§ What the exercise asks
Images are to be omitted, and the rest of the records reproduced exactly.
(Supplied entries)
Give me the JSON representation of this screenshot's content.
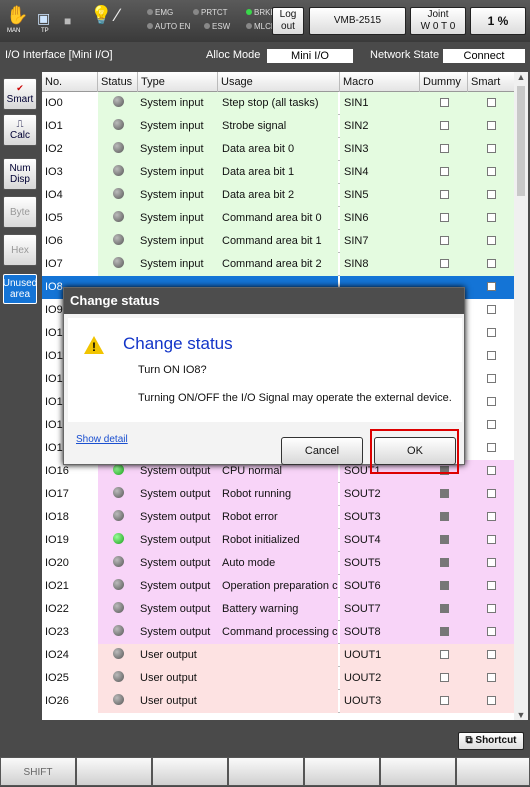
{
  "topbar": {
    "man_label": "MAN",
    "tp_label": "TP",
    "indicators": [
      {
        "label": "EMG",
        "on": false
      },
      {
        "label": "PRTCT",
        "on": false
      },
      {
        "label": "BRKE",
        "on": true
      },
      {
        "label": "AUTO EN",
        "on": false
      },
      {
        "label": "ESW",
        "on": false
      },
      {
        "label": "MLCK",
        "on": false
      }
    ],
    "logout_line1": "Log",
    "logout_line2": "out",
    "robot_model": "VMB-2515",
    "joint_line1": "Joint",
    "joint_line2": "W 0 T 0",
    "speed": "1 %"
  },
  "infobar": {
    "title": "I/O Interface [Mini I/O]",
    "alloc_label": "Alloc Mode",
    "alloc_value": "Mini I/O",
    "network_label": "Network State",
    "network_value": "Connect"
  },
  "sidebar": {
    "smart": "Smart",
    "calc": "Calc",
    "num_line1": "Num",
    "num_line2": "Disp",
    "byte": "Byte",
    "hex": "Hex",
    "unused_line1": "Unused",
    "unused_line2": "area"
  },
  "table": {
    "headers": [
      "No.",
      "Status",
      "Type",
      "Usage",
      "Macro",
      "Dummy",
      "Smart"
    ],
    "rows": [
      {
        "no": "IO0",
        "on": false,
        "type": "System input",
        "usage": "Step stop (all tasks)",
        "macro": "SIN1",
        "bg": "#e4fbe0",
        "dummy_fill": false
      },
      {
        "no": "IO1",
        "on": false,
        "type": "System input",
        "usage": "Strobe signal",
        "macro": "SIN2",
        "bg": "#e4fbe0",
        "dummy_fill": false
      },
      {
        "no": "IO2",
        "on": false,
        "type": "System input",
        "usage": "Data area bit 0",
        "macro": "SIN3",
        "bg": "#e4fbe0",
        "dummy_fill": false
      },
      {
        "no": "IO3",
        "on": false,
        "type": "System input",
        "usage": "Data area bit 1",
        "macro": "SIN4",
        "bg": "#e4fbe0",
        "dummy_fill": false
      },
      {
        "no": "IO4",
        "on": false,
        "type": "System input",
        "usage": "Data area bit 2",
        "macro": "SIN5",
        "bg": "#e4fbe0",
        "dummy_fill": false
      },
      {
        "no": "IO5",
        "on": false,
        "type": "System input",
        "usage": "Command area  bit 0",
        "macro": "SIN6",
        "bg": "#e4fbe0",
        "dummy_fill": false
      },
      {
        "no": "IO6",
        "on": false,
        "type": "System input",
        "usage": "Command area  bit 1",
        "macro": "SIN7",
        "bg": "#e4fbe0",
        "dummy_fill": false
      },
      {
        "no": "IO7",
        "on": false,
        "type": "System input",
        "usage": "Command area  bit 2",
        "macro": "SIN8",
        "bg": "#e4fbe0",
        "dummy_fill": false
      },
      {
        "no": "IO8",
        "on": false,
        "type": "",
        "usage": "",
        "macro": "",
        "bg": "#1474d6",
        "dummy_fill": false
      },
      {
        "no": "IO9",
        "on": false,
        "type": "",
        "usage": "",
        "macro": "",
        "bg": "#ffffff",
        "dummy_fill": false
      },
      {
        "no": "IO10",
        "on": false,
        "type": "",
        "usage": "",
        "macro": "",
        "bg": "#ffffff",
        "dummy_fill": false
      },
      {
        "no": "IO11",
        "on": false,
        "type": "",
        "usage": "",
        "macro": "",
        "bg": "#ffffff",
        "dummy_fill": false
      },
      {
        "no": "IO12",
        "on": false,
        "type": "",
        "usage": "",
        "macro": "",
        "bg": "#ffffff",
        "dummy_fill": false
      },
      {
        "no": "IO13",
        "on": false,
        "type": "",
        "usage": "",
        "macro": "",
        "bg": "#ffffff",
        "dummy_fill": false
      },
      {
        "no": "IO14",
        "on": false,
        "type": "",
        "usage": "",
        "macro": "",
        "bg": "#ffffff",
        "dummy_fill": false
      },
      {
        "no": "IO15",
        "on": false,
        "type": "",
        "usage": "",
        "macro": "",
        "bg": "#ffffff",
        "dummy_fill": false
      },
      {
        "no": "IO16",
        "on": true,
        "type": "System output",
        "usage": "CPU normal",
        "macro": "SOUT1",
        "bg": "#f8d4f8",
        "dummy_fill": true
      },
      {
        "no": "IO17",
        "on": false,
        "type": "System output",
        "usage": "Robot running",
        "macro": "SOUT2",
        "bg": "#f8d4f8",
        "dummy_fill": true
      },
      {
        "no": "IO18",
        "on": false,
        "type": "System output",
        "usage": "Robot error",
        "macro": "SOUT3",
        "bg": "#f8d4f8",
        "dummy_fill": true
      },
      {
        "no": "IO19",
        "on": true,
        "type": "System output",
        "usage": "Robot initialized",
        "macro": "SOUT4",
        "bg": "#f8d4f8",
        "dummy_fill": true
      },
      {
        "no": "IO20",
        "on": false,
        "type": "System output",
        "usage": "Auto mode",
        "macro": "SOUT5",
        "bg": "#f8d4f8",
        "dummy_fill": true
      },
      {
        "no": "IO21",
        "on": false,
        "type": "System output",
        "usage": "Operation preparation co",
        "macro": "SOUT6",
        "bg": "#f8d4f8",
        "dummy_fill": true
      },
      {
        "no": "IO22",
        "on": false,
        "type": "System output",
        "usage": "Battery warning",
        "macro": "SOUT7",
        "bg": "#f8d4f8",
        "dummy_fill": true
      },
      {
        "no": "IO23",
        "on": false,
        "type": "System output",
        "usage": "Command processing co",
        "macro": "SOUT8",
        "bg": "#f8d4f8",
        "dummy_fill": true
      },
      {
        "no": "IO24",
        "on": false,
        "type": "User output",
        "usage": "",
        "macro": "UOUT1",
        "bg": "#fde2e2",
        "dummy_fill": false
      },
      {
        "no": "IO25",
        "on": false,
        "type": "User output",
        "usage": "",
        "macro": "UOUT2",
        "bg": "#fde2e2",
        "dummy_fill": false
      },
      {
        "no": "IO26",
        "on": false,
        "type": "User output",
        "usage": "",
        "macro": "UOUT3",
        "bg": "#fde2e2",
        "dummy_fill": false
      }
    ]
  },
  "dialog": {
    "title": "Change status",
    "heading": "Change status",
    "message1": "Turn ON IO8?",
    "message2": "Turning ON/OFF the I/O Signal may operate the external device.",
    "show_detail": "Show detail",
    "cancel": "Cancel",
    "ok": "OK"
  },
  "bottom": {
    "shortcut": "Shortcut",
    "shift": "SHIFT"
  },
  "colors": {
    "input_row": "#e4fbe0",
    "output_row": "#f8d4f8",
    "user_output_row": "#fde2e2",
    "selected_row": "#1474d6",
    "dialog_heading": "#1234c8",
    "ok_highlight": "#dd0000"
  }
}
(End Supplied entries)
§ Output of the task
Give me the JSON representation of this screenshot's content.
{
  "topbar": {
    "man_label": "MAN",
    "tp_label": "TP",
    "indicators": [
      {
        "label": "EMG",
        "on": false
      },
      {
        "label": "PRTCT",
        "on": false
      },
      {
        "label": "BRKE",
        "on": true
      },
      {
        "label": "AUTO EN",
        "on": false
      },
      {
        "label": "ESW",
        "on": false
      },
      {
        "label": "MLCK",
        "on": false
      }
    ],
    "logout_line1": "Log",
    "logout_line2": "out",
    "robot_model": "VMB-2515",
    "joint_line1": "Joint",
    "joint_line2": "W 0 T 0",
    "speed": "1 %"
  },
  "infobar": {
    "title": "I/O Interface [Mini I/O]",
    "alloc_label": "Alloc Mode",
    "alloc_value": "Mini I/O",
    "network_label": "Network State",
    "network_value": "Connect"
  },
  "sidebar": {
    "smart": "Smart",
    "calc": "Calc",
    "num_line1": "Num",
    "num_line2": "Disp",
    "byte": "Byte",
    "hex": "Hex",
    "unused_line1": "Unused",
    "unused_line2": "area"
  },
  "table": {
    "headers": [
      "No.",
      "Status",
      "Type",
      "Usage",
      "Macro",
      "Dummy",
      "Smart"
    ],
    "rows": [
      {
        "no": "IO0",
        "on": false,
        "type": "System input",
        "usage": "Step stop (all tasks)",
        "macro": "SIN1",
        "bg": "#e4fbe0",
        "dummy_fill": false
      },
      {
        "no": "IO1",
        "on": false,
        "type": "System input",
        "usage": "Strobe signal",
        "macro": "SIN2",
        "bg": "#e4fbe0",
        "dummy_fill": false
      },
      {
        "no": "IO2",
        "on": false,
        "type": "System input",
        "usage": "Data area bit 0",
        "macro": "SIN3",
        "bg": "#e4fbe0",
        "dummy_fill": false
      },
      {
        "no": "IO3",
        "on": false,
        "type": "System input",
        "usage": "Data area bit 1",
        "macro": "SIN4",
        "bg": "#e4fbe0",
        "dummy_fill": false
      },
      {
        "no": "IO4",
        "on": false,
        "type": "System input",
        "usage": "Data area bit 2",
        "macro": "SIN5",
        "bg": "#e4fbe0",
        "dummy_fill": false
      },
      {
        "no": "IO5",
        "on": false,
        "type": "System input",
        "usage": "Command area  bit 0",
        "macro": "SIN6",
        "bg": "#e4fbe0",
        "dummy_fill": false
      },
      {
        "no": "IO6",
        "on": false,
        "type": "System input",
        "usage": "Command area  bit 1",
        "macro": "SIN7",
        "bg": "#e4fbe0",
        "dummy_fill": false
      },
      {
        "no": "IO7",
        "on": false,
        "type": "System input",
        "usage": "Command area  bit 2",
        "macro": "SIN8",
        "bg": "#e4fbe0",
        "dummy_fill": false
      },
      {
        "no": "IO8",
        "on": false,
        "type": "",
        "usage": "",
        "macro": "",
        "bg": "#1474d6",
        "dummy_fill": false
      },
      {
        "no": "IO9",
        "on": false,
        "type": "",
        "usage": "",
        "macro": "",
        "bg": "#ffffff",
        "dummy_fill": false
      },
      {
        "no": "IO10",
        "on": false,
        "type": "",
        "usage": "",
        "macro": "",
        "bg": "#ffffff",
        "dummy_fill": false
      },
      {
        "no": "IO11",
        "on": false,
        "type": "",
        "usage": "",
        "macro": "",
        "bg": "#ffffff",
        "dummy_fill": false
      },
      {
        "no": "IO12",
        "on": false,
        "type": "",
        "usage": "",
        "macro": "",
        "bg": "#ffffff",
        "dummy_fill": false
      },
      {
        "no": "IO13",
        "on": false,
        "type": "",
        "usage": "",
        "macro": "",
        "bg": "#ffffff",
        "dummy_fill": false
      },
      {
        "no": "IO14",
        "on": false,
        "type": "",
        "usage": "",
        "macro": "",
        "bg": "#ffffff",
        "dummy_fill": false
      },
      {
        "no": "IO15",
        "on": false,
        "type": "",
        "usage": "",
        "macro": "",
        "bg": "#ffffff",
        "dummy_fill": false
      },
      {
        "no": "IO16",
        "on": true,
        "type": "System output",
        "usage": "CPU normal",
        "macro": "SOUT1",
        "bg": "#f8d4f8",
        "dummy_fill": true
      },
      {
        "no": "IO17",
        "on": false,
        "type": "System output",
        "usage": "Robot running",
        "macro": "SOUT2",
        "bg": "#f8d4f8",
        "dummy_fill": true
      },
      {
        "no": "IO18",
        "on": false,
        "type": "System output",
        "usage": "Robot error",
        "macro": "SOUT3",
        "bg": "#f8d4f8",
        "dummy_fill": true
      },
      {
        "no": "IO19",
        "on": true,
        "type": "System output",
        "usage": "Robot initialized",
        "macro": "SOUT4",
        "bg": "#f8d4f8",
        "dummy_fill": true
      },
      {
        "no": "IO20",
        "on": false,
        "type": "System output",
        "usage": "Auto mode",
        "macro": "SOUT5",
        "bg": "#f8d4f8",
        "dummy_fill": true
      },
      {
        "no": "IO21",
        "on": false,
        "type": "System output",
        "usage": "Operation preparation co",
        "macro": "SOUT6",
        "bg": "#f8d4f8",
        "dummy_fill": true
      },
      {
        "no": "IO22",
        "on": false,
        "type": "System output",
        "usage": "Battery warning",
        "macro": "SOUT7",
        "bg": "#f8d4f8",
        "dummy_fill": true
      },
      {
        "no": "IO23",
        "on": false,
        "type": "System output",
        "usage": "Command processing co",
        "macro": "SOUT8",
        "bg": "#f8d4f8",
        "dummy_fill": true
      },
      {
        "no": "IO24",
        "on": false,
        "type": "User output",
        "usage": "",
        "macro": "UOUT1",
        "bg": "#fde2e2",
        "dummy_fill": false
      },
      {
        "no": "IO25",
        "on": false,
        "type": "User output",
        "usage": "",
        "macro": "UOUT2",
        "bg": "#fde2e2",
        "dummy_fill": false
      },
      {
        "no": "IO26",
        "on": false,
        "type": "User output",
        "usage": "",
        "macro": "UOUT3",
        "bg": "#fde2e2",
        "dummy_fill": false
      }
    ]
  },
  "dialog": {
    "title": "Change status",
    "heading": "Change status",
    "message1": "Turn ON IO8?",
    "message2": "Turning ON/OFF the I/O Signal may operate the external device.",
    "show_detail": "Show detail",
    "cancel": "Cancel",
    "ok": "OK"
  },
  "bottom": {
    "shortcut": "Shortcut",
    "shift": "SHIFT"
  },
  "colors": {
    "input_row": "#e4fbe0",
    "output_row": "#f8d4f8",
    "user_output_row": "#fde2e2",
    "selected_row": "#1474d6",
    "dialog_heading": "#1234c8",
    "ok_highlight": "#dd0000"
  }
}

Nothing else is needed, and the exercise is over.